Element data from apps and pages
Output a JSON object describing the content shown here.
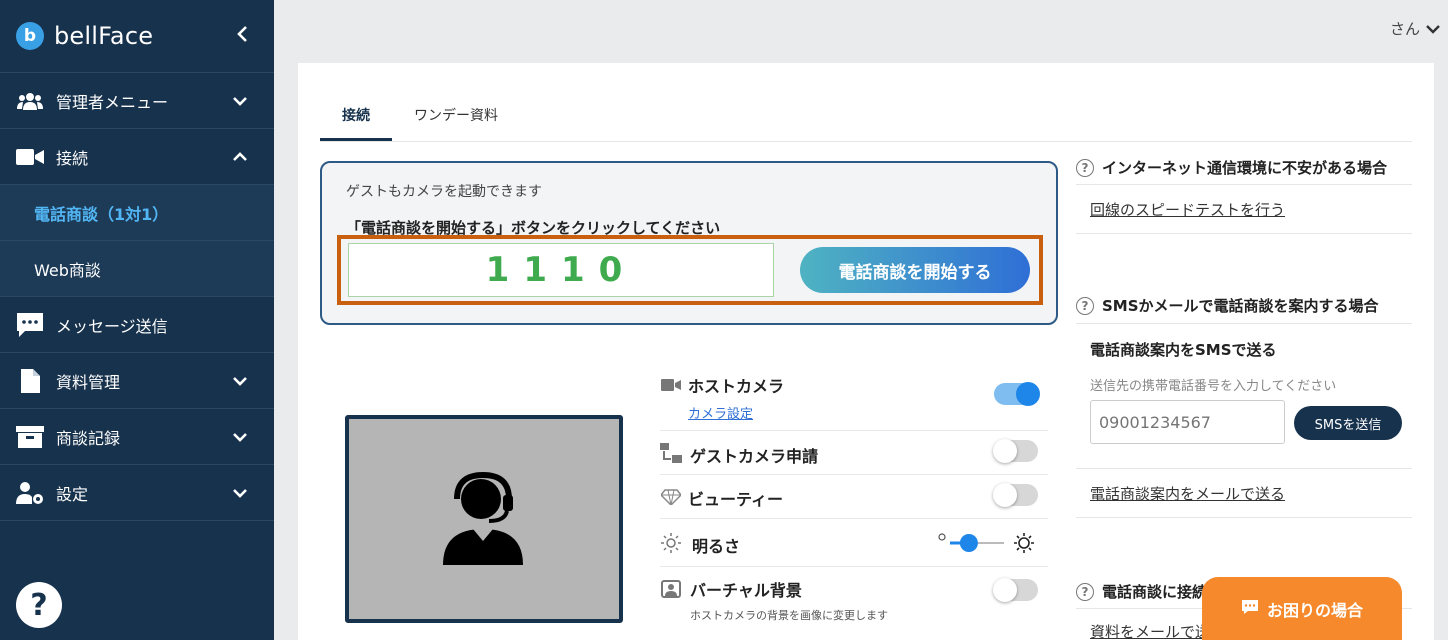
{
  "brand": {
    "logo_letter": "b",
    "name": "bellFace"
  },
  "sidebar": {
    "items": [
      {
        "label": "管理者メニュー",
        "icon": "users-icon",
        "expanded": false
      },
      {
        "label": "接続",
        "icon": "video-camera-icon",
        "expanded": true
      },
      {
        "label": "電話商談（1対1）",
        "sub": true,
        "active": true
      },
      {
        "label": "Web商談",
        "sub": true
      },
      {
        "label": "メッセージ送信",
        "icon": "chat-icon"
      },
      {
        "label": "資料管理",
        "icon": "document-icon",
        "expanded": false
      },
      {
        "label": "商談記録",
        "icon": "archive-icon",
        "expanded": false
      },
      {
        "label": "設定",
        "icon": "user-gear-icon",
        "expanded": false
      }
    ],
    "help_label": "?"
  },
  "header": {
    "user_label": "さん"
  },
  "tabs": [
    {
      "label": "接続",
      "active": true
    },
    {
      "label": "ワンデー資料",
      "active": false
    }
  ],
  "start": {
    "note": "ゲストもカメラを起動できます",
    "instruction": "「電話商談を開始する」ボタンをクリックしてください",
    "code": "1110",
    "button_label": "電話商談を開始する"
  },
  "settings": {
    "host_camera": {
      "label": "ホストカメラ",
      "link": "カメラ設定",
      "on": true
    },
    "guest_camera": {
      "label": "ゲストカメラ申請",
      "on": false
    },
    "beauty": {
      "label": "ビューティー",
      "on": false
    },
    "brightness": {
      "label": "明るさ",
      "level": 0.35
    },
    "virtual_bg": {
      "label": "バーチャル背景",
      "desc": "ホストカメラの背景を画像に変更します",
      "on": false
    }
  },
  "right": {
    "internet": {
      "title": "インターネット通信環境に不安がある場合",
      "link": "回線のスピードテストを行う"
    },
    "sms": {
      "title": "SMSかメールで電話商談を案内する場合",
      "sub": "電話商談案内をSMSで送る",
      "hint": "送信先の携帯電話番号を入力してください",
      "placeholder": "09001234567",
      "button": "SMSを送信",
      "mail_link": "電話商談案内をメールで送る"
    },
    "connect": {
      "title": "電話商談に接続",
      "link": "資料をメールで送"
    }
  },
  "trouble_label": "お困りの場合",
  "colors": {
    "sidebar": "#17324d",
    "accent": "#1d86e8",
    "active_nav": "#52b6f4",
    "code": "#3fab4e",
    "highlight": "#c8600f",
    "trouble": "#f5892b"
  }
}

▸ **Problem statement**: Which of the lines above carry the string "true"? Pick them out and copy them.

▸ **Reply**:
        "expanded": true
        "sub": true,
        "active": true
        "sub": true
      "active": true
      "on": true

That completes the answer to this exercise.